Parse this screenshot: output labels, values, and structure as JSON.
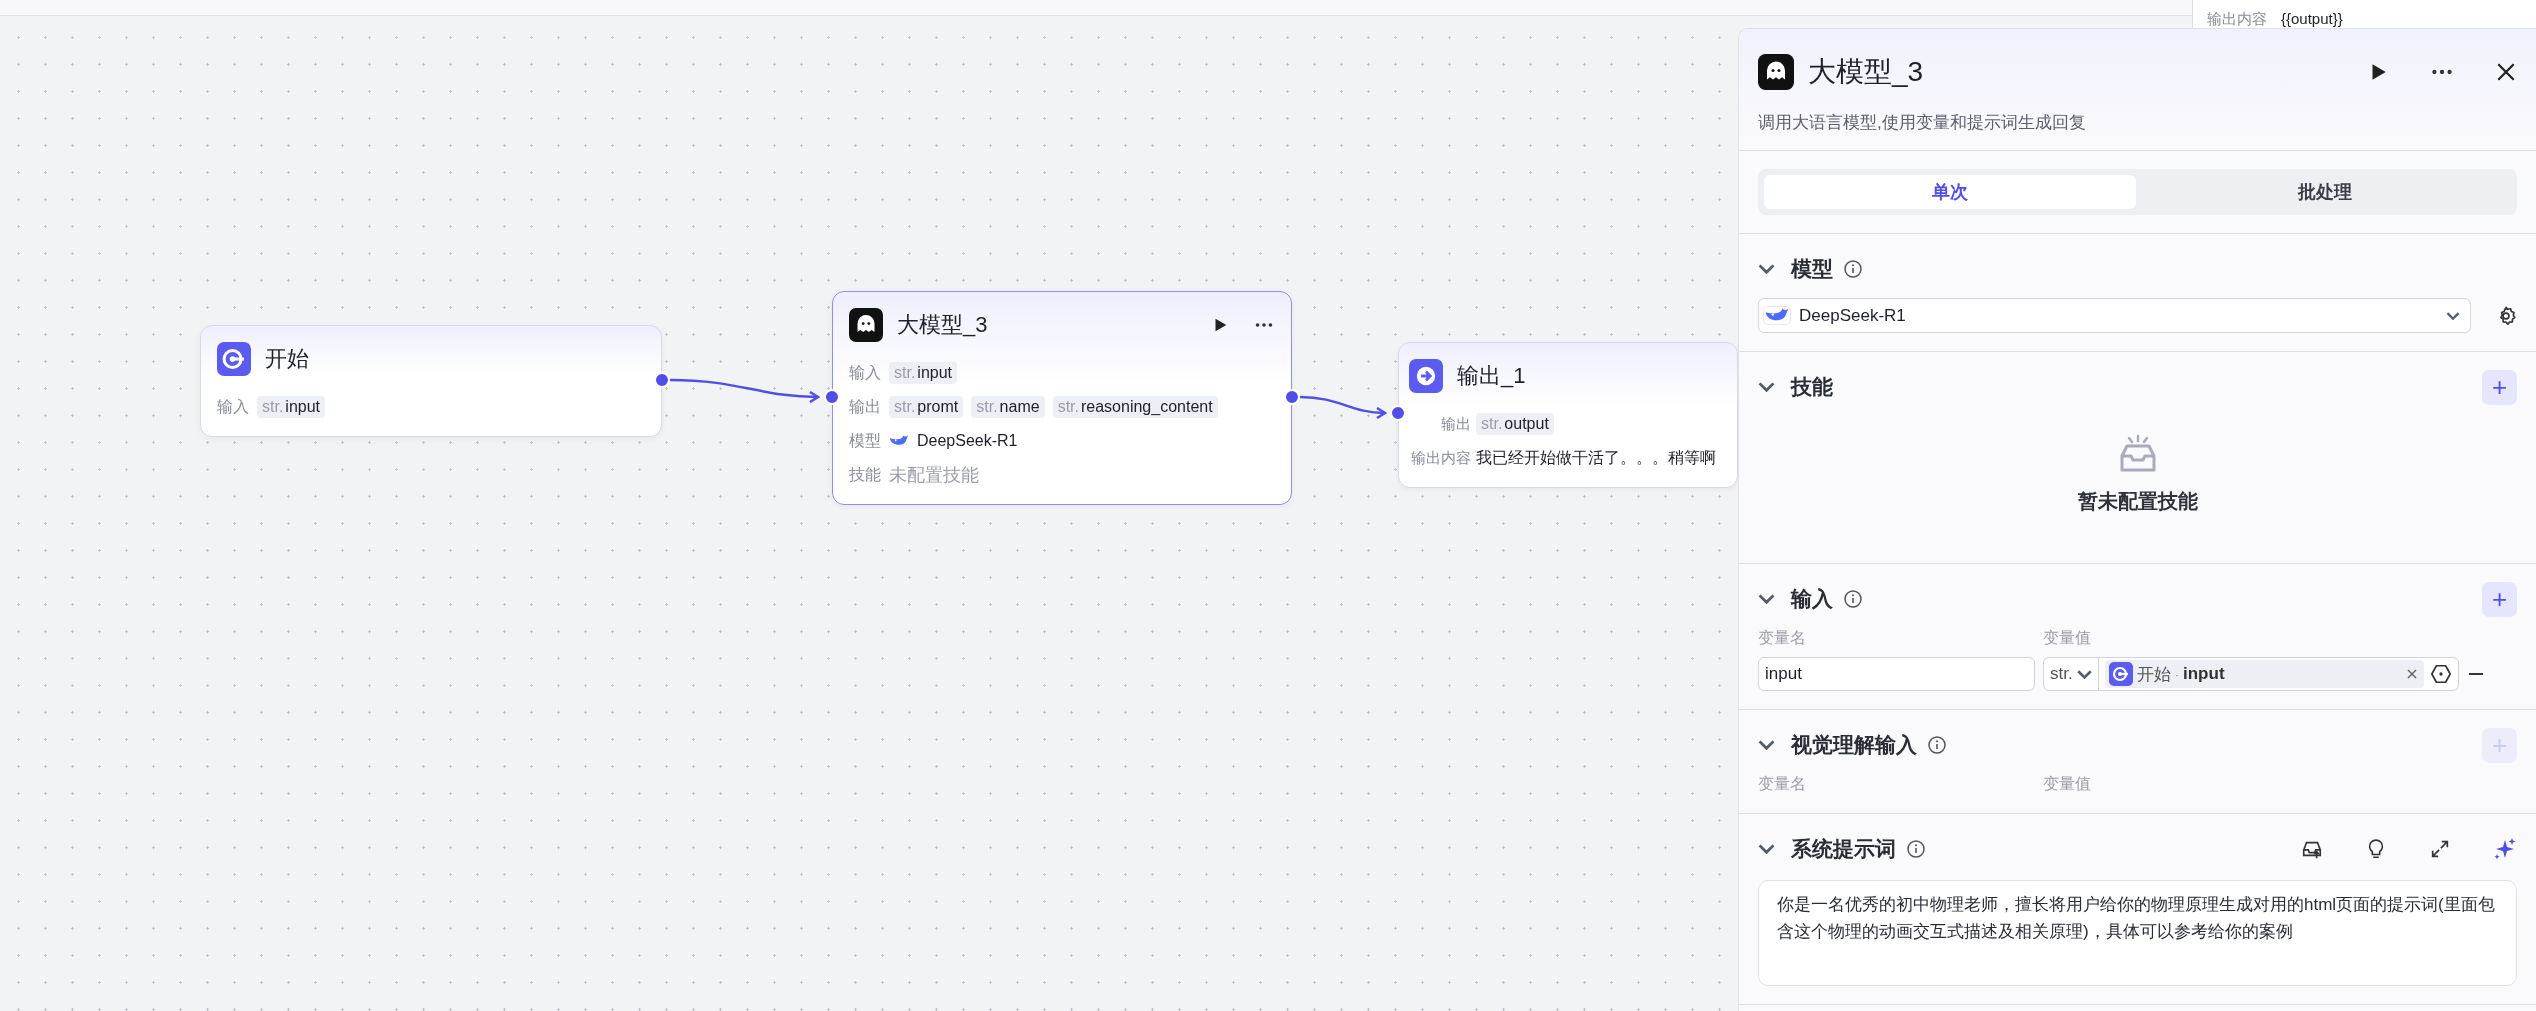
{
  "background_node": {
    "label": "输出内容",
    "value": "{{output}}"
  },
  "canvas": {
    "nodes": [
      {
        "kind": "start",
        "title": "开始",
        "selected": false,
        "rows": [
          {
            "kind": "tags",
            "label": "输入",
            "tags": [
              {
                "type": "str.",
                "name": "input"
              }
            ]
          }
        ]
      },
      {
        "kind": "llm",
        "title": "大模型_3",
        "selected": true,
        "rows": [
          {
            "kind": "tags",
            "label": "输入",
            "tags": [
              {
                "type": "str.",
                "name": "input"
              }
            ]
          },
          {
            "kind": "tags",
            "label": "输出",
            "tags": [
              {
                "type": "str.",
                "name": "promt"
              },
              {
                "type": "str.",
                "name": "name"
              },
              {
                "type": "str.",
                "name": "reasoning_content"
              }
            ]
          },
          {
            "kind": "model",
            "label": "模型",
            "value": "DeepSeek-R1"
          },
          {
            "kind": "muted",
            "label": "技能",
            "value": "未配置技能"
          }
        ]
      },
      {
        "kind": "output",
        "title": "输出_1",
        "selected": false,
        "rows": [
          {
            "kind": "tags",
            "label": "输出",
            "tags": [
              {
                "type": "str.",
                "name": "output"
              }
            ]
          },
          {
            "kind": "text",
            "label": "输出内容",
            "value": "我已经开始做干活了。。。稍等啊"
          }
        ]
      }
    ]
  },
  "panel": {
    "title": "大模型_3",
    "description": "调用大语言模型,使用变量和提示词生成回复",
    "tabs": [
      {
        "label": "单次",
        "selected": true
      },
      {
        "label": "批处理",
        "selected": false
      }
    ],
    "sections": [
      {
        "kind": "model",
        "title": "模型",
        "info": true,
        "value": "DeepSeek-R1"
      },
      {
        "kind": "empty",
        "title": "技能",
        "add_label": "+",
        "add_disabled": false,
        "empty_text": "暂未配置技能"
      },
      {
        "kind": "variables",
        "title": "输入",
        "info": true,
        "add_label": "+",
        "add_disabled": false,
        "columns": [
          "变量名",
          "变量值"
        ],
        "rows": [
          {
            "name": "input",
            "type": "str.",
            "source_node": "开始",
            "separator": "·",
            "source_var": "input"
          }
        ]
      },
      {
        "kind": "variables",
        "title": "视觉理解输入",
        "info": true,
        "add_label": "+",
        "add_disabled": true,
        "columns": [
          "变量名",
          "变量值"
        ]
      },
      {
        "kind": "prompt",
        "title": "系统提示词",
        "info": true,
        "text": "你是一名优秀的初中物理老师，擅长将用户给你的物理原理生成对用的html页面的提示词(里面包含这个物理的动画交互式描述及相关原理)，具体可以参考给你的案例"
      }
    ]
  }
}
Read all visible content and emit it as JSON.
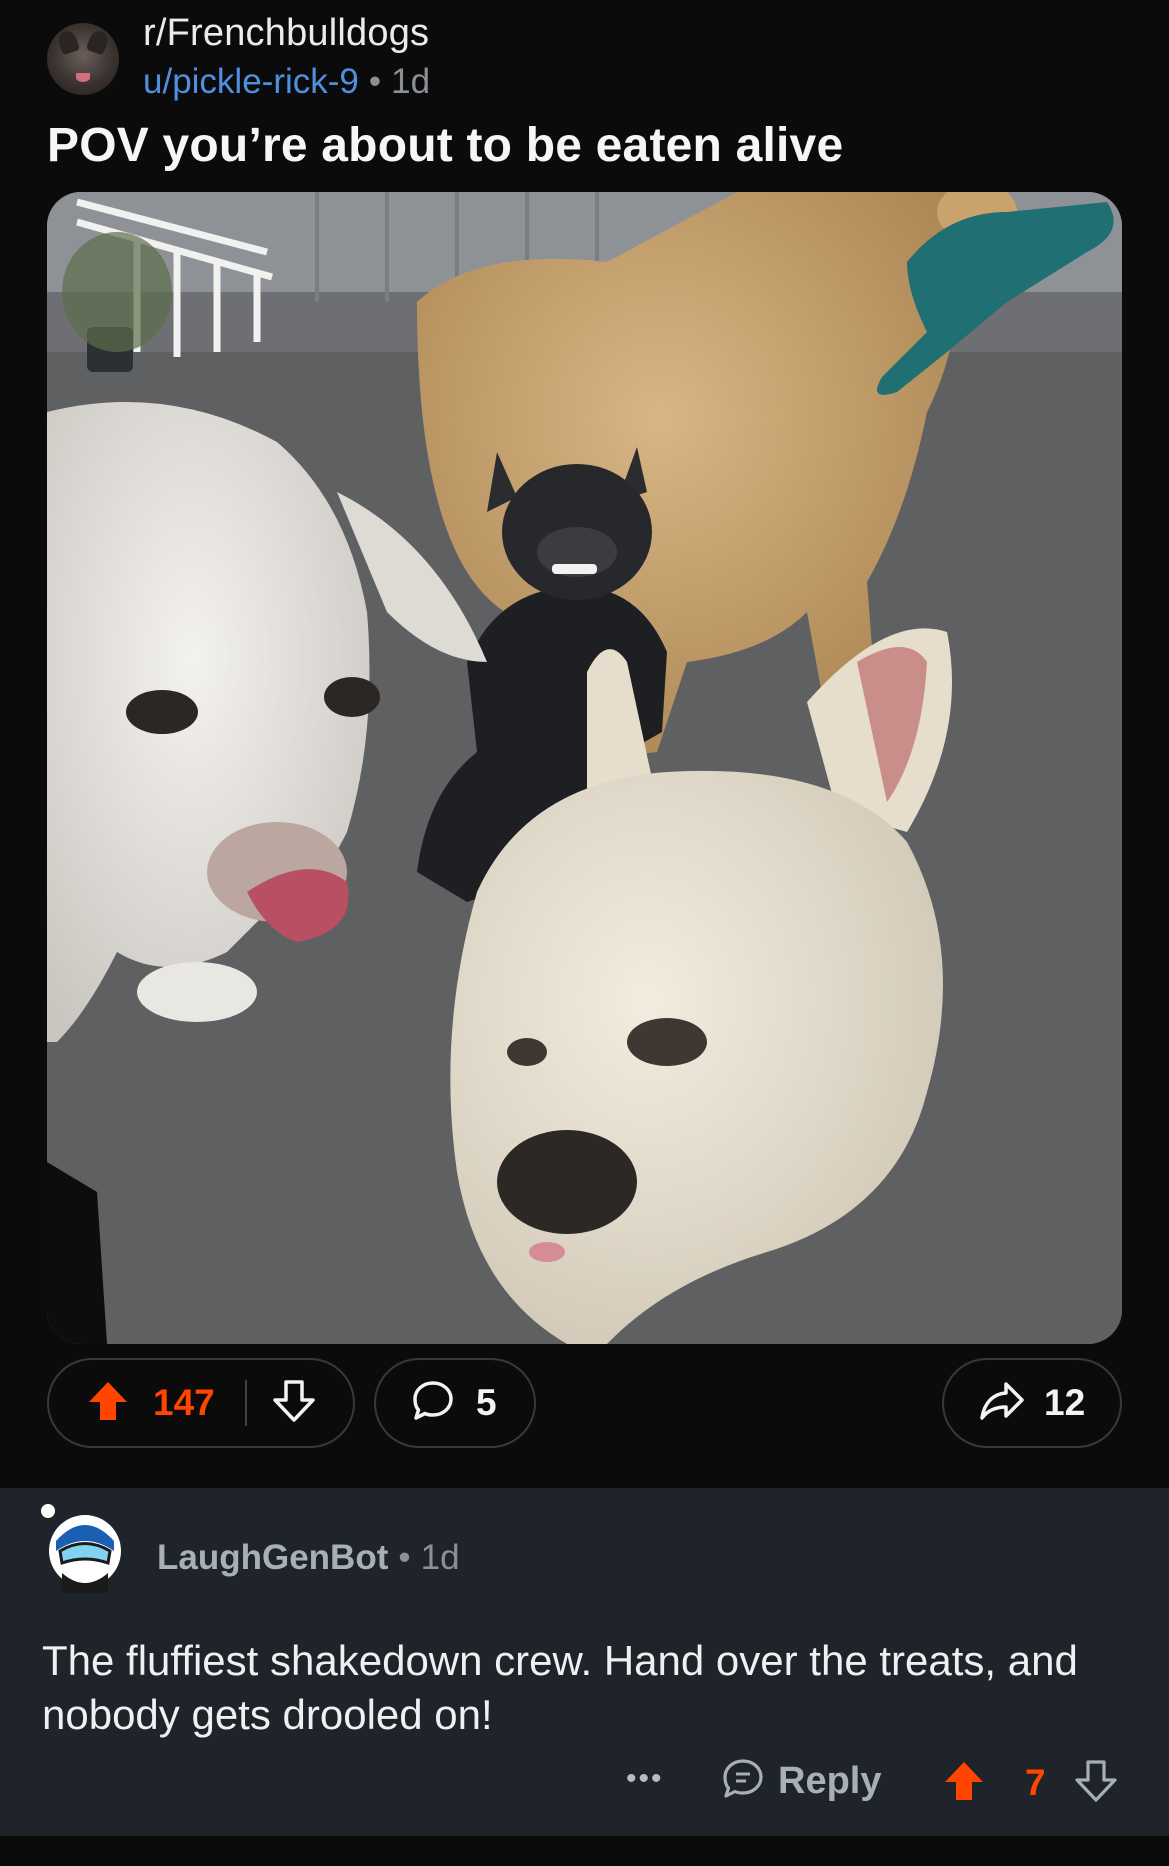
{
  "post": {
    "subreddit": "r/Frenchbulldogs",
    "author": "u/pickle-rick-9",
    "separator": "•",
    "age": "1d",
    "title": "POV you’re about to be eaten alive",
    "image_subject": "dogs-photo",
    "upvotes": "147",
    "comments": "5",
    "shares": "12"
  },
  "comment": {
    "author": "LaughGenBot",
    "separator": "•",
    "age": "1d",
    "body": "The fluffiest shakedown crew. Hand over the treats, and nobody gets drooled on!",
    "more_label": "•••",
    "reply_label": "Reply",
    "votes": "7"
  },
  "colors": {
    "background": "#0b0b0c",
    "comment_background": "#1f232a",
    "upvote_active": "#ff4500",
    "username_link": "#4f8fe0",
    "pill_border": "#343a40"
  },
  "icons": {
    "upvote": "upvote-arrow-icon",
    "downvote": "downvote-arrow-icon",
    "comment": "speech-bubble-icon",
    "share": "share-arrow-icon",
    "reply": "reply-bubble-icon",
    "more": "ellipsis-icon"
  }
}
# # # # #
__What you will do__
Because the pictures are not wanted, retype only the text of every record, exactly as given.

__Exercise solution__
Parse this screenshot: output labels, values, and structure as JSON.
{
  "background_node": {
    "label": "输出内容",
    "value": "{{output}}"
  },
  "canvas": {
    "nodes": [
      {
        "kind": "start",
        "title": "开始",
        "selected": false,
        "rows": [
          {
            "kind": "tags",
            "label": "输入",
            "tags": [
              {
                "type": "str.",
                "name": "input"
              }
            ]
          }
        ]
      },
      {
        "kind": "llm",
        "title": "大模型_3",
        "selected": true,
        "rows": [
          {
            "kind": "tags",
            "label": "输入",
            "tags": [
              {
                "type": "str.",
                "name": "input"
              }
            ]
          },
          {
            "kind": "tags",
            "label": "输出",
            "tags": [
              {
                "type": "str.",
                "name": "promt"
              },
              {
                "type": "str.",
                "name": "name"
              },
              {
                "type": "str.",
                "name": "reasoning_content"
              }
            ]
          },
          {
            "kind": "model",
            "label": "模型",
            "value": "DeepSeek-R1"
          },
          {
            "kind": "muted",
            "label": "技能",
            "value": "未配置技能"
          }
        ]
      },
      {
        "kind": "output",
        "title": "输出_1",
        "selected": false,
        "rows": [
          {
            "kind": "tags",
            "label": "输出",
            "tags": [
              {
                "type": "str.",
                "name": "output"
              }
            ]
          },
          {
            "kind": "text",
            "label": "输出内容",
            "value": "我已经开始做干活了。。。稍等啊"
          }
        ]
      }
    ]
  },
  "panel": {
    "title": "大模型_3",
    "description": "调用大语言模型,使用变量和提示词生成回复",
    "tabs": [
      {
        "label": "单次",
        "selected": true
      },
      {
        "label": "批处理",
        "selected": false
      }
    ],
    "sections": [
      {
        "kind": "model",
        "title": "模型",
        "info": true,
        "value": "DeepSeek-R1"
      },
      {
        "kind": "empty",
        "title": "技能",
        "add_label": "+",
        "add_disabled": false,
        "empty_text": "暂未配置技能"
      },
      {
        "kind": "variables",
        "title": "输入",
        "info": true,
        "add_label": "+",
        "add_disabled": false,
        "columns": [
          "变量名",
          "变量值"
        ],
        "rows": [
          {
            "name": "input",
            "type": "str.",
            "source_node": "开始",
            "separator": "·",
            "source_var": "input"
          }
        ]
      },
      {
        "kind": "variables",
        "title": "视觉理解输入",
        "info": true,
        "add_label": "+",
        "add_disabled": true,
        "columns": [
          "变量名",
          "变量值"
        ]
      },
      {
        "kind": "prompt",
        "title": "系统提示词",
        "info": true,
        "text": "你是一名优秀的初中物理老师，擅长将用户给你的物理原理生成对用的html页面的提示词(里面包含这个物理的动画交互式描述及相关原理)，具体可以参考给你的案例"
      }
    ]
  }
}
Read all visible content and emit it as JSON.
{
  "post": {
    "subreddit": "r/Frenchbulldogs",
    "author": "u/pickle-rick-9",
    "separator": "•",
    "age": "1d",
    "title": "POV you’re about to be eaten alive",
    "image_subject": "dogs-photo",
    "upvotes": "147",
    "comments": "5",
    "shares": "12"
  },
  "comment": {
    "author": "LaughGenBot",
    "separator": "•",
    "age": "1d",
    "body": "The fluffiest shakedown crew. Hand over the treats, and nobody gets drooled on!",
    "more_label": "•••",
    "reply_label": "Reply",
    "votes": "7"
  },
  "colors": {
    "background": "#0b0b0c",
    "comment_background": "#1f232a",
    "upvote_active": "#ff4500",
    "username_link": "#4f8fe0",
    "pill_border": "#343a40"
  },
  "icons": {
    "upvote": "upvote-arrow-icon",
    "downvote": "downvote-arrow-icon",
    "comment": "speech-bubble-icon",
    "share": "share-arrow-icon",
    "reply": "reply-bubble-icon",
    "more": "ellipsis-icon"
  }
}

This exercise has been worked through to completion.